(Records shown Opens)
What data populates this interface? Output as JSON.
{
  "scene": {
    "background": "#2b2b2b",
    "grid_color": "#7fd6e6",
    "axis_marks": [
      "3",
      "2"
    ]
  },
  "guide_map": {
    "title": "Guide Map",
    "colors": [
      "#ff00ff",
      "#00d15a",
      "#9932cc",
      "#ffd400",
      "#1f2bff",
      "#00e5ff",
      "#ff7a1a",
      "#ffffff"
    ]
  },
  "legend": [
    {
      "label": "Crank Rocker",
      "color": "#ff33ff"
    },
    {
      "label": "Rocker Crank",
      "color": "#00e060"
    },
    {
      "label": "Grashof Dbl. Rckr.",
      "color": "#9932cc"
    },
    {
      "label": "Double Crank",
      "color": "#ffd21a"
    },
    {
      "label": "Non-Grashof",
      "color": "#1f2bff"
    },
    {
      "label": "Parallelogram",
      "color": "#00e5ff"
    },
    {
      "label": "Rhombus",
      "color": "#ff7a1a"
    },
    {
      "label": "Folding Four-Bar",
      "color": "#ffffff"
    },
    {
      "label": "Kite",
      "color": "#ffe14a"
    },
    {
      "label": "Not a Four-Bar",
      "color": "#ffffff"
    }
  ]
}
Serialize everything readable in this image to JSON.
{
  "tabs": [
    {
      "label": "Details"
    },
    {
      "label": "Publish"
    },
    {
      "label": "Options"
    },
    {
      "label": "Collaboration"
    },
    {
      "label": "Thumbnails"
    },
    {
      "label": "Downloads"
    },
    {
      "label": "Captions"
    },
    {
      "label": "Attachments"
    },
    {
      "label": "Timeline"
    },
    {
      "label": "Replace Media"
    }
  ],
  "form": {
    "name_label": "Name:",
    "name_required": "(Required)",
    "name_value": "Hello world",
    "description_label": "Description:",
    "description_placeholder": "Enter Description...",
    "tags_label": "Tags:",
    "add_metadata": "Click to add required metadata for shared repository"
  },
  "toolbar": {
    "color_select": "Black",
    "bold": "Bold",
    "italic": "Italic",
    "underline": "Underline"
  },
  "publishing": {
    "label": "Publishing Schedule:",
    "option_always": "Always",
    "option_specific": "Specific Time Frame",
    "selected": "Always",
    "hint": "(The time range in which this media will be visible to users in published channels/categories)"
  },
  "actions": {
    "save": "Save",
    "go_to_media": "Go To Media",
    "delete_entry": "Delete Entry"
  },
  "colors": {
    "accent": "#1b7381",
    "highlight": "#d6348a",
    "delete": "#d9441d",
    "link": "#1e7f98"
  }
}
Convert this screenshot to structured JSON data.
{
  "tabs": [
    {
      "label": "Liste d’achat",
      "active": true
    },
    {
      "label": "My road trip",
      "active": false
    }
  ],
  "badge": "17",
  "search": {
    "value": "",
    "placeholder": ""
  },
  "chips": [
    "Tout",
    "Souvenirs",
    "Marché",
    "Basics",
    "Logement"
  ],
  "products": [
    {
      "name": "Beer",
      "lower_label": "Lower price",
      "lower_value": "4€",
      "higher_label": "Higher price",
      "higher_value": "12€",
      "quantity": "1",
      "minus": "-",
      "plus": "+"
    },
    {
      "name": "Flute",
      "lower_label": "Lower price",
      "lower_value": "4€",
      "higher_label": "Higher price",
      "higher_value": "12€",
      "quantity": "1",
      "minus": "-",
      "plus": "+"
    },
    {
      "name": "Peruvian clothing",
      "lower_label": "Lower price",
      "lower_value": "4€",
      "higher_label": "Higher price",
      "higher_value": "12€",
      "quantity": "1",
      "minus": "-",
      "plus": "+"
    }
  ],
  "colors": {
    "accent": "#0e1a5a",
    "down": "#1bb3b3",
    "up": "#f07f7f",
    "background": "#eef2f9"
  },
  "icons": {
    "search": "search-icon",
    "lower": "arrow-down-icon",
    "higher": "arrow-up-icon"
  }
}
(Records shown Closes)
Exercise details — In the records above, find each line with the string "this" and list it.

Completed exercise —
What data populates this interface? Output as JSON.
Serialize everything readable in this image to JSON.
    "hint": "(The time range in which this media will be visible to users in published channels/categories)"
Convert this screenshot to structured JSON data.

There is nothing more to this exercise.